While VONNE’s AGM and conference looked slightly different to usual this year, for all the obvious reasons, our AGM+ provided a moment for the North East VCSE sector to come together, giving attendees from across the region a chance to pause and reflect with colleagues on the issues facing their organisations.
In this post, our Deputy CEO Anne Fry explains what was revealed in the event's discussions, which took place In small groups looking at what challenges and opportunities have presented themselves, and what the sector’s key asks for the future are – of policymakers, funders, VONNE and each other.
We heard that despite the importance of core funding being more apparent this year, the lack of it, combined with the short-termism of a great deal of the funding available, is leading to increased uncertainty and trepidation for the future as the sector faces increased demand – with predictions of further increases to come.
The role digital has played this year cannot be overstated. We heard again about the issues being experienced by many around digital poverty and the ‘digital divide’ experienced by older people, children and young people, people with disabilities and those for whom English isn’t their first language.
The welfare of staff is an area of huge concern to many. Some staff are close to breaking point, energy levels are waning and there’s a feeling that no one is untouched by the current situation. Similarly, volunteers are tired and the question was raised, 'How do you keep momentum when services keep opening and closing and volunteer availability fluctuates?'
There are challenges for the sector when trying to think about longer term strategy and getting beyond Covid-19 to the root causes of health inequalities.
We heard an important message for all of us within the sector and for policy makers and funders – we need to avoid normalising or romanticising the crisis response. The fact that community groups have responded to emergency situations brilliantly doesn’t capture the importance of preventative work. An immediate response is critical but the longer term work is equally vital.
However, it was recognised that 2020 also brought opportunities, opportunities for the VCSE sector to show itself and what it can do. The current situation has brought issues to the fore which the sector has known about for a long time, but it’s also brought to light the value of the sector, although in the words of one attendee it’s: “Sad it takes something like this to happen before we are taken seriously.” The new or renewed interest in volunteering is also a great opportunity to get more people involved in our work and raises questions about how we capture and develop this interest.
The increased partnership working and collaborations that have taken place this year have enabled us to share knowledge and experience; we need to capture this and make sure it doesn’t disappear. There’s been a perceived change in attitude from stakeholders and perhaps the sector having a louder voice with decision makers.
Despite the challenges, the situation this year has given people permission to do things differently, presented opportunities to change the way we deliver services, and upskill our workforces.

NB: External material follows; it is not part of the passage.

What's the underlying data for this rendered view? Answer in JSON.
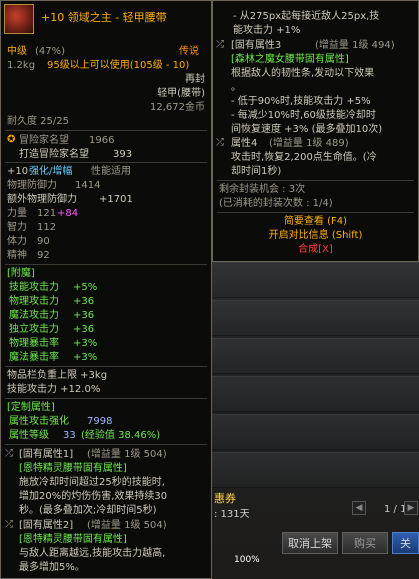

There have been benefits to remote working ranging from cost saving, better participation at meetings, and an increase in organisations providing workplace wellbeing programmes.
Key asks from the VCSE sector of policymakers revolve around trust. Trust us in the sector to know our communities. Understand that the same model doesn’t work across different communities and recognise the impact that the withdrawal of statutory services has caused in terms of increased demand on our sector. Accept the impact funding cuts have had on the level of demand on the sector and the importance of core funding to us.
“Trust us and trust communities - appreciate that life is messy.”
We need policymakers to listen to communities and include smaller organisations and community support mechanisms. Recognise our value, our work and the resources that we need to do it. We saw this year the benefits of good working relationships between local authorities and the VCSE sector and the important role of infrastructure organisations.
Nationally, attendees wanted the value of health and social care workers recognised, and for policy to focus on prevention rather than crisis management. There was also a call to hold decision makers to account for the fact some older people and people with disabilities were asked to sign ‘Do Not Resuscitate’ orders at the height of the pandemic.
For funders, attendees stressed the importance of long-term investment that allows for collaboration and sustainability as well as preventative support. We heard calls for funders to be more collaborative and to move away from outcomes to concentrate on quality. Recognise that impacts take time and may be hard to measure. We also heard positive stories:
“…the majority of funders have been remarkable in their flexibility – it’s been heartening and created positive relationships. “
For each other, we heard pleas for people working in the sector to continue to share information and learning, to talk to each other and collaborate. In recognition of the extreme challenges this year has brought, calls to check in on each other and be honest if as an individual you’re struggling. To support each other and be mindful of the need for self-care.
Lastly, we heard the importance of acknowledging the situation many people have found themselves in this year is not normal, or acceptable. Working the sector, being aware and presented with the devastating impacts of Covid-19, we need to feel able to express our moral outrage at the situation around us.
“We need to assert our values and practice. Lots of people are talking about community, co-production and volunteering, but we’ve been doing this for a long time.”
For those who were unable to attend the event, our CEO Carol has outlined her takeaways for the sector in a previous post.